US20090157146 *Dec 8, 2008Jun 18, 2009Cardiac Pacemakers, Inc.Implantable medical device with hall sensor
US20100236684 *Mar 18, 2009Sep 23, 2010Greg GarloughPlasma deposition to increase adhesion
US20100237043 *Mar 18, 2009Sep 23, 2010Greg GarloughPlasma deposition to increase adhesion
US20110034980 *Jul 8, 2010Feb 10, 2011Clark Bryan APolymer compression joining in implantable lead
Classifications
U.S. Classification427/490, 427/569, 427/534, 427/294, 427/591, 427/322, 427/255.39, 427/255.394, 427/536
International ClassificationB05D5/08, B05D7/24
Cooperative ClassificationB05D5/083, B05D1/62, B05D2201/00
European ClassificationB05D1/62, B05D5/08C
Legal Events
DateCodeEventDescription
Mar 30, 2001ASAssignment
Owner name: CARDIAC PACEMAKERS, INC., MINNESOTA
Free format text: ASSIGNMENT OF ASSIGNORS INTEREST;ASSIGNOR:HUM, LARRY L.;REEL/FRAME:011672/0787
Effective date: 20010321
Aug 19, 2003CCCertificate of correction
Jul 14, 2006FPAYFee payment
Year of fee payment: 4
Jun 16, 2010FPAYFee payment

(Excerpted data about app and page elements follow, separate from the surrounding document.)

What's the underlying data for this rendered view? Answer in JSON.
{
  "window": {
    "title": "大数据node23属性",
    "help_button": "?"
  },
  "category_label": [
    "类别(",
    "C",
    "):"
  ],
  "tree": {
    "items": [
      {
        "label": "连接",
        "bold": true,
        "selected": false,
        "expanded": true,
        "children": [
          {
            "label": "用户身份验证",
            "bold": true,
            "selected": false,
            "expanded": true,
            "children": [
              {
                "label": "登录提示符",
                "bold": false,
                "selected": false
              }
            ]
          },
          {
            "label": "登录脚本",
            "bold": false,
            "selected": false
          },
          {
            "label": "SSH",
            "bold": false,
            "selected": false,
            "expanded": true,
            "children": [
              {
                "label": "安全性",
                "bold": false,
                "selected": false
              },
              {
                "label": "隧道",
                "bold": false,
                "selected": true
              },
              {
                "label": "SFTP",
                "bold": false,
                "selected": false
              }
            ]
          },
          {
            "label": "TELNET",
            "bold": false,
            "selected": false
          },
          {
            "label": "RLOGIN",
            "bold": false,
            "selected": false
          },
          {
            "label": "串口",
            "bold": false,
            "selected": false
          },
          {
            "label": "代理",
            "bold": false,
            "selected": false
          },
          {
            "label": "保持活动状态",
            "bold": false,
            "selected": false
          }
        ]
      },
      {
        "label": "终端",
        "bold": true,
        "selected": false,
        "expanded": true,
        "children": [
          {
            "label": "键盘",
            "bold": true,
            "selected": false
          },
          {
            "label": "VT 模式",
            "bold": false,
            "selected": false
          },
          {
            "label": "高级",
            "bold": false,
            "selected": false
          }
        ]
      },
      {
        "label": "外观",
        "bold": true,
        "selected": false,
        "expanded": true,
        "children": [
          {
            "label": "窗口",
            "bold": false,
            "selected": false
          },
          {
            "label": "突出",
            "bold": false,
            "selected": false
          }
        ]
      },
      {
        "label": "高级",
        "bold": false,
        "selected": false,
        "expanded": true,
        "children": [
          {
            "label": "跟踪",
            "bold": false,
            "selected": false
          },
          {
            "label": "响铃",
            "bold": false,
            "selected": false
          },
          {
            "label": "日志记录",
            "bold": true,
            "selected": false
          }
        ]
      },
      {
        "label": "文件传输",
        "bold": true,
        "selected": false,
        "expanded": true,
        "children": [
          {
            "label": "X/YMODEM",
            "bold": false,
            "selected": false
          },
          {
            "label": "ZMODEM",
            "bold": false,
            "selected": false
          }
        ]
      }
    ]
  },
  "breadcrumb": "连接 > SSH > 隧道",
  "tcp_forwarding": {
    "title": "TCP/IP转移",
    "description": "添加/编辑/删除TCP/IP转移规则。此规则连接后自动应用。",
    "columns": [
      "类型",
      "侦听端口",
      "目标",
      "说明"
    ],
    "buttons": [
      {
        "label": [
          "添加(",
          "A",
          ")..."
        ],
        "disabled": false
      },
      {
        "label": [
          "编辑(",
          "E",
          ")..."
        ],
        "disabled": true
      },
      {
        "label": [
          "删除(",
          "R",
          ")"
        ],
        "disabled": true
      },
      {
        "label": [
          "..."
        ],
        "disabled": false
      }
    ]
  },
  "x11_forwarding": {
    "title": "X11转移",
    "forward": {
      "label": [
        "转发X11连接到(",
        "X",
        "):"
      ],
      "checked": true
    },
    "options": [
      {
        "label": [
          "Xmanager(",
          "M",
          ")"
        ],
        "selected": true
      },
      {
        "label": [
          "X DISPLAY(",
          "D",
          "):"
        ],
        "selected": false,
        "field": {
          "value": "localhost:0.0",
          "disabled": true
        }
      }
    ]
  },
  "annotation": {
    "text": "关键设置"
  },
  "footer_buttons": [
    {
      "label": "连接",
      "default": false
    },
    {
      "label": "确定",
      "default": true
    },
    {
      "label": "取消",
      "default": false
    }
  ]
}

Year of fee payment: 8
Jun 18, 2014FPAYFee payment
Year of fee payment: 12